      • Brettermeier says:

        “For most collectors the 1954 studio recording will be the most suitable — everyone should have a Talich Má vlast — but in a Supraphon issue.”

        I was not familiar with this recording. Thank you, it is indeed a great recording!

      • Greg Bottini says:

        I have that 1929 recording, and it is indeed thrilling.

    • Petros Linardos says:

      Thank you very much for bringing to our attention this precious document .

      I suppose its post-war counterpart is the 1990 Prague Spring Ma Vlast, under an elderly Rafael Kubelik who returned to the the Czech Republic after a 42 year absence. It’s impossible to see and hear this with a dry eye, especially the initial ovation to the great conductor. President Vaclav Havel’s entry and the Libuse fanfare.

      • Talich fan says:

        Petros, you won’t like to read this, but there is no comparison between the qualities Talich brings to this music and the efforts of his later compatriot.

  • Milena Grenfell-Baines says:

    Interesting you should be writing about Vaclav Talich still reviled by a number of Czech music lovers.
    Do you have a book called One Hundred Miracles – a memoire of my cousin Zuzana Ruzickova – read page 47/48
    Do you remember coming to Prague with the Liverpool Phil – must be soon after Libor began to take the Phil to the then Czechoslovakia because I remember you….

    • norman lebrecht says:

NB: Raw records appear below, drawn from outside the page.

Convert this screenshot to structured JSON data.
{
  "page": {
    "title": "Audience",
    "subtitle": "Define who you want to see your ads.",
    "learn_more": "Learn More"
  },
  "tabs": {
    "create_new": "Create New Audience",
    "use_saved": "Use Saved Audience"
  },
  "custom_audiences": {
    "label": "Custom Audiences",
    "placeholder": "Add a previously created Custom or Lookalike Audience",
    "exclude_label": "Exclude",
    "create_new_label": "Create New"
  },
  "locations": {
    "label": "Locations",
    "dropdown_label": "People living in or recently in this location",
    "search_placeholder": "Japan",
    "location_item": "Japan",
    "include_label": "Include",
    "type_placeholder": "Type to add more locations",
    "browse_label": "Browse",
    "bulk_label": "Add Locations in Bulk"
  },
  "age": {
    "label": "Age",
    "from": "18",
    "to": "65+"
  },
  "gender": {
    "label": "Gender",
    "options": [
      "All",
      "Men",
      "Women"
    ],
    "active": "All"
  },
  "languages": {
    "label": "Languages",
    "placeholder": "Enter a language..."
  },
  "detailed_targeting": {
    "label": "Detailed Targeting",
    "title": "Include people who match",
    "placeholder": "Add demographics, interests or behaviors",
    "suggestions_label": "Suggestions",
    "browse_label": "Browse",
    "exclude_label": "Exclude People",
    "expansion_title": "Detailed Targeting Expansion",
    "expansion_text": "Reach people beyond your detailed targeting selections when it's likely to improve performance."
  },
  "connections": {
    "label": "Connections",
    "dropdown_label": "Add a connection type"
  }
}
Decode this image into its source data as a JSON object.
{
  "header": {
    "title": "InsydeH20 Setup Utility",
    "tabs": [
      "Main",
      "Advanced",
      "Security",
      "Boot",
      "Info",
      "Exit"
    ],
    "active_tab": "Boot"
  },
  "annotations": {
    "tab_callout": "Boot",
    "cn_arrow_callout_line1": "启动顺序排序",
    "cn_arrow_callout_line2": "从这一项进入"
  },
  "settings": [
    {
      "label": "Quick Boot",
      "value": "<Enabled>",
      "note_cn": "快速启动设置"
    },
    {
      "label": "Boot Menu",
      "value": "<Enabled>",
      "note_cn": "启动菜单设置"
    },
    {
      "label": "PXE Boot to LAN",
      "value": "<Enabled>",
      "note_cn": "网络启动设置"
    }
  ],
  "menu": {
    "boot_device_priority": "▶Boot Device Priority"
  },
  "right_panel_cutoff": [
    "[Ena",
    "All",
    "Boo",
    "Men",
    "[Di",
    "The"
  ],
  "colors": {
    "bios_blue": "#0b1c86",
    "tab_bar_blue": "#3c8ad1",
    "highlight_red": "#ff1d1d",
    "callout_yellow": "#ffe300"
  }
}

      My dear Milena, of course I remember you. I didn’t go to Prague with the RLPO; I met them and you by chance in Brno, where I was conducting research in 1987 or 1988. So nice to hear from you. I hope you are keeping well. Norman